Exercise directions | What is needed is every line of the material that contains "icon".

Provided information |
══════

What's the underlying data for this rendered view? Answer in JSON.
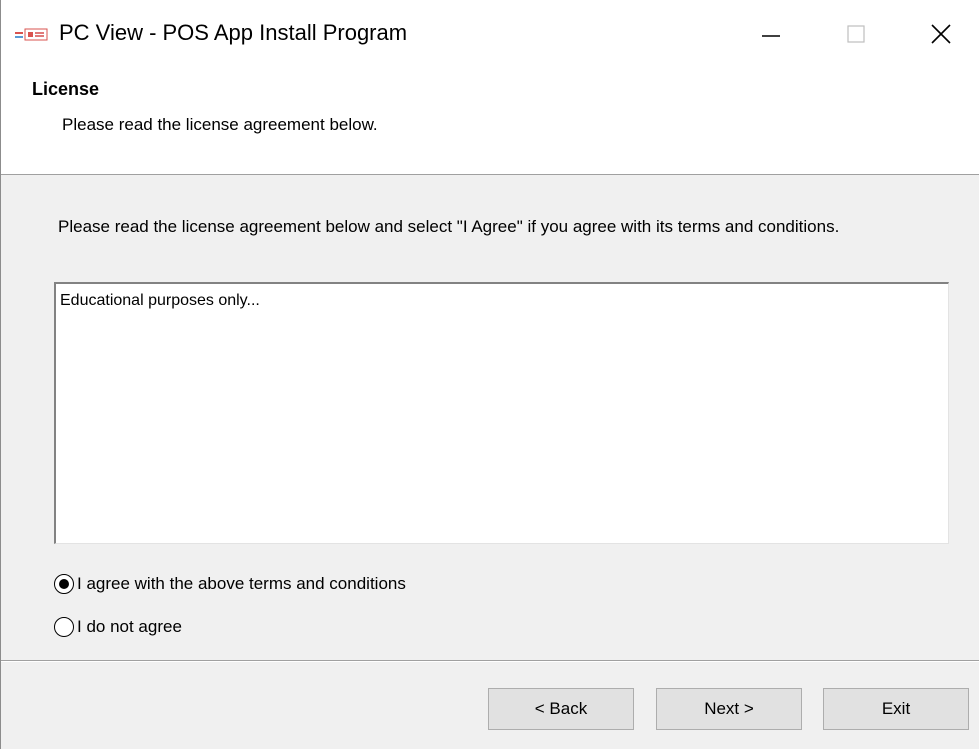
{
  "window": {
    "title": "PC View - POS App Install Program",
    "icon": "pos-app-icon",
    "controls": {
      "minimize_icon": "minimize-icon",
      "maximize_icon": "maximize-icon",
      "close_icon": "close-icon"
    }
  },
  "header": {
    "title": "License",
    "subtitle": "Please read the license agreement below."
  },
  "body": {
    "instructions": "Please read the license agreement below and select \"I Agree\" if you agree with its terms and conditions.",
    "license_text": "Educational purposes only...",
    "options": [
      {
        "label": "I agree with the above terms and conditions",
        "selected": true
      },
      {
        "label": "I do not agree",
        "selected": false
      }
    ]
  },
  "footer": {
    "back_label": "< Back",
    "next_label": "Next >",
    "exit_label": "Exit"
  }
}
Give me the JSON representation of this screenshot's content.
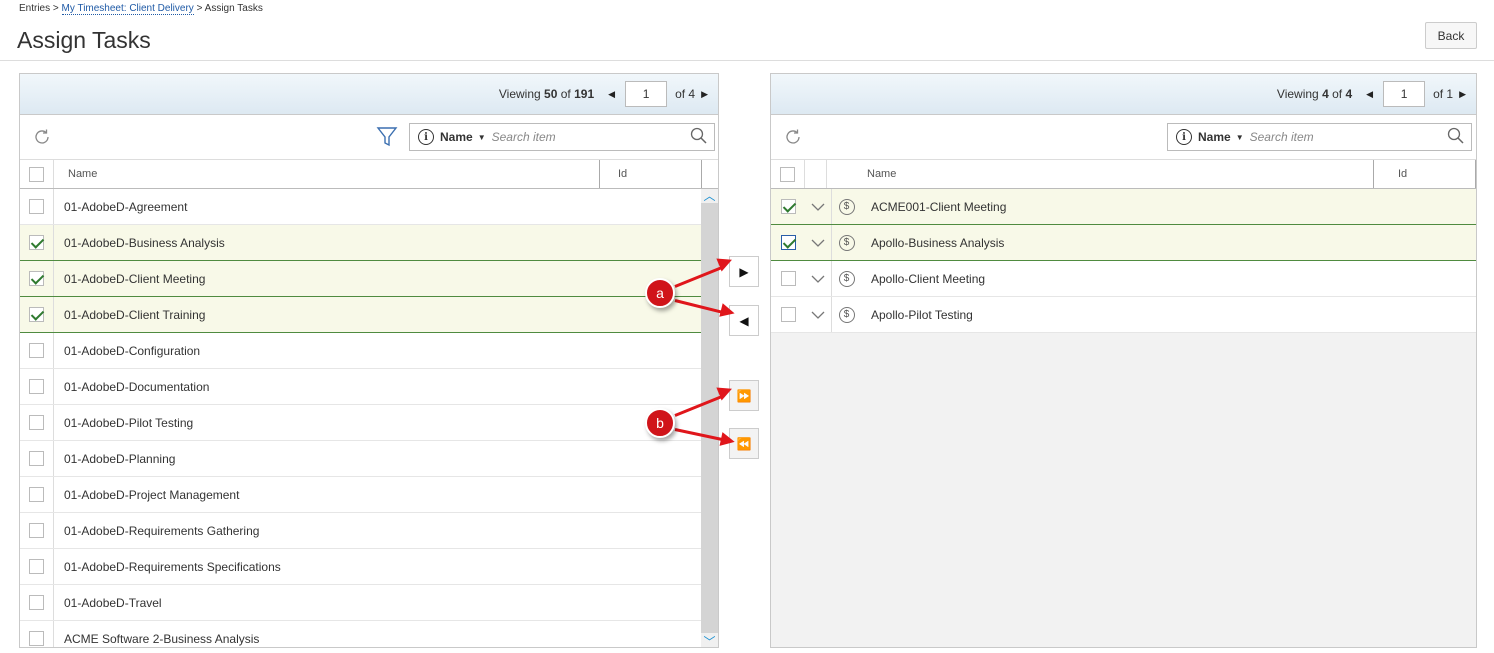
{
  "breadcrumb": {
    "root": "Entries",
    "sep1": " > ",
    "link": "My Timesheet: Client Delivery",
    "sep2": " > ",
    "current": "Assign Tasks"
  },
  "page_title": "Assign Tasks",
  "back_label": "Back",
  "left_panel": {
    "viewing_label": "Viewing",
    "viewing_count": "50",
    "viewing_of": "of",
    "viewing_total": "191",
    "page_value": "1",
    "page_of": "of 4",
    "search": {
      "field": "Name",
      "placeholder": "Search item"
    },
    "columns": {
      "name": "Name",
      "id": "Id"
    },
    "rows": [
      {
        "name": "01-AdobeD-Agreement",
        "checked": false
      },
      {
        "name": "01-AdobeD-Business Analysis",
        "checked": true
      },
      {
        "name": "01-AdobeD-Client Meeting",
        "checked": true
      },
      {
        "name": "01-AdobeD-Client Training",
        "checked": true
      },
      {
        "name": "01-AdobeD-Configuration",
        "checked": false
      },
      {
        "name": "01-AdobeD-Documentation",
        "checked": false
      },
      {
        "name": "01-AdobeD-Pilot Testing",
        "checked": false
      },
      {
        "name": "01-AdobeD-Planning",
        "checked": false
      },
      {
        "name": "01-AdobeD-Project Management",
        "checked": false
      },
      {
        "name": "01-AdobeD-Requirements Gathering",
        "checked": false
      },
      {
        "name": "01-AdobeD-Requirements Specifications",
        "checked": false
      },
      {
        "name": "01-AdobeD-Travel",
        "checked": false
      },
      {
        "name": "ACME Software 2-Business Analysis",
        "checked": false
      }
    ]
  },
  "right_panel": {
    "viewing_label": "Viewing",
    "viewing_count": "4",
    "viewing_of": "of",
    "viewing_total": "4",
    "page_value": "1",
    "page_of": "of 1",
    "search": {
      "field": "Name",
      "placeholder": "Search item"
    },
    "columns": {
      "name": "Name",
      "id": "Id"
    },
    "rows": [
      {
        "name": "ACME001-Client Meeting",
        "checked": true
      },
      {
        "name": "Apollo-Business Analysis",
        "checked": true
      },
      {
        "name": "Apollo-Client Meeting",
        "checked": false
      },
      {
        "name": "Apollo-Pilot Testing",
        "checked": false
      }
    ]
  },
  "transfer_buttons": {
    "move_right": "▶",
    "move_left": "◀",
    "move_all_right": "⏩",
    "move_all_left": "⏪"
  },
  "annotations": {
    "a": "a",
    "b": "b"
  },
  "colors": {
    "accent_red": "#e0161b",
    "check_green": "#2f7a2f",
    "selected_row": "#f8f9e8",
    "pager_bg": "#e4eef5"
  }
}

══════

Response to the task |
    "icon": "pos-app-icon",
      "minimize_icon": "minimize-icon",
      "maximize_icon": "maximize-icon",
      "close_icon": "close-icon"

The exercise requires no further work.